A floral tribute was placed in the heart of the village. One read: "R.I.P. Dan. You'll be missed champ".

NO FAME IN UK: Dan Wheldon, pictured with his wife Susie and sons Sebastian and baby Oliver.

Wheldon won eight British karting titles after taking up the pursuit as a four-year-old, He left Emberton for the US in 1999 after failing to secure financial backing for his career in Europe. He quickly embraced the American lifestyle and soon got his chance in the IndyCar series. Titles and fame soon followed.

In 2005, he became the first English driver since Graham Hill 39 years earlier to win the Indy 500, helping him capture the overall IndyCar championship that year. He went on to win the Indy 500 again in 2011 after taking the lead for the first time with only seconds remaining.
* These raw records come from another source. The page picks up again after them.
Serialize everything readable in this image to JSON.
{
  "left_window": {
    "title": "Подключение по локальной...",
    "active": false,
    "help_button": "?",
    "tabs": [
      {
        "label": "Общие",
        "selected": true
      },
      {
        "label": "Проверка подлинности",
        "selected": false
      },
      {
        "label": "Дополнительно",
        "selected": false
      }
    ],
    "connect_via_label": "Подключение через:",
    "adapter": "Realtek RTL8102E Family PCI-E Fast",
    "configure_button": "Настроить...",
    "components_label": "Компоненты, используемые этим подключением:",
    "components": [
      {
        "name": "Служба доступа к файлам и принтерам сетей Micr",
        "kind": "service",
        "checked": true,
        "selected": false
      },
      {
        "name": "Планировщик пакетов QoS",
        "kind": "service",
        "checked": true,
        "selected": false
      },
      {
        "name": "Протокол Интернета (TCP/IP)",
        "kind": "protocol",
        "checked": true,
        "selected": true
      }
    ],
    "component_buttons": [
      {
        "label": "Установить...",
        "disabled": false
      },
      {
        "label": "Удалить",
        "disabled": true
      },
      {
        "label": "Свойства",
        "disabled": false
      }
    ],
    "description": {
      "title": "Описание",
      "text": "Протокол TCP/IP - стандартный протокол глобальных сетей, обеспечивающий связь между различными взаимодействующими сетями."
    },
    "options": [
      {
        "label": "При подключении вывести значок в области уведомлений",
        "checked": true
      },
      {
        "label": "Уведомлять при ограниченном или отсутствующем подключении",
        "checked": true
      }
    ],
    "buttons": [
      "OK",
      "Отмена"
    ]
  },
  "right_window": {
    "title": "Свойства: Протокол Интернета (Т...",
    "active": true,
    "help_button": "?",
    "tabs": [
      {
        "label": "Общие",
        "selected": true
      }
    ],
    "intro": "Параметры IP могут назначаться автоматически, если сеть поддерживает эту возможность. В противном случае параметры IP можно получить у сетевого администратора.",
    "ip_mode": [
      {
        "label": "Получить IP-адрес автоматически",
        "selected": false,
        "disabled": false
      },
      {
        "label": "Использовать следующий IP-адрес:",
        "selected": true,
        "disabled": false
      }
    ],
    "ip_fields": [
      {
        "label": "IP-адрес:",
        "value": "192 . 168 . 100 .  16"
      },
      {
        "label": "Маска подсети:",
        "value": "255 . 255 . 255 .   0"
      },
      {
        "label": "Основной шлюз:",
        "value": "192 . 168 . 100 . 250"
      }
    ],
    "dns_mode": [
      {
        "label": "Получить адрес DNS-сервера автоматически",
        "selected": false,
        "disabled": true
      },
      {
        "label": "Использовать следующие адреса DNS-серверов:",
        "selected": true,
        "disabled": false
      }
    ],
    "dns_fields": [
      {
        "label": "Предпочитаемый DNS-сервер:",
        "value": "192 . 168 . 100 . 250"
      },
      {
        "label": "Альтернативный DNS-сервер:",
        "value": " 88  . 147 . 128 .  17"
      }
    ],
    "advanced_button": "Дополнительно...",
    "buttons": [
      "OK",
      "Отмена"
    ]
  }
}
"He was an extremely talented driver," said British driver Lewis Hamilton, the 2008 F1 champion. "As a British guy who not only went over to the States but who twice won the Indy 500, he was inspirational, someone that every racing driver looked up to with respect and admiration."

Beyond the U.S., though, there was precious little coverage of Wheldon's exploits on the track. Even in Emberton, residents knew of him as simply a successful racing driver rather than a long-time star of the IndyCar circuit. Wheldon was much better known in racing circles.

British Racing Drivers' Club president Derek Warwick said: "Two victories in the Indy 500 put him in a very select group of drivers. Dan was a true professional and a great ambassador for the sport. He was highly focused in the way he approached his racing, a real perfectionist.

"With his film-star good looks and athletic prowess, it was no wonder the American public took him to their hearts."

Jenson Button, Hamilton's F1 team mate at McLaren, was one of Wheldon's rivals in junior karting in the 1990's. He described him as "a true fighter".

"We've lost a legend in our sport and also a great guy," Button said on Twitter. 

Indy racing drivers react to Wheldon's death.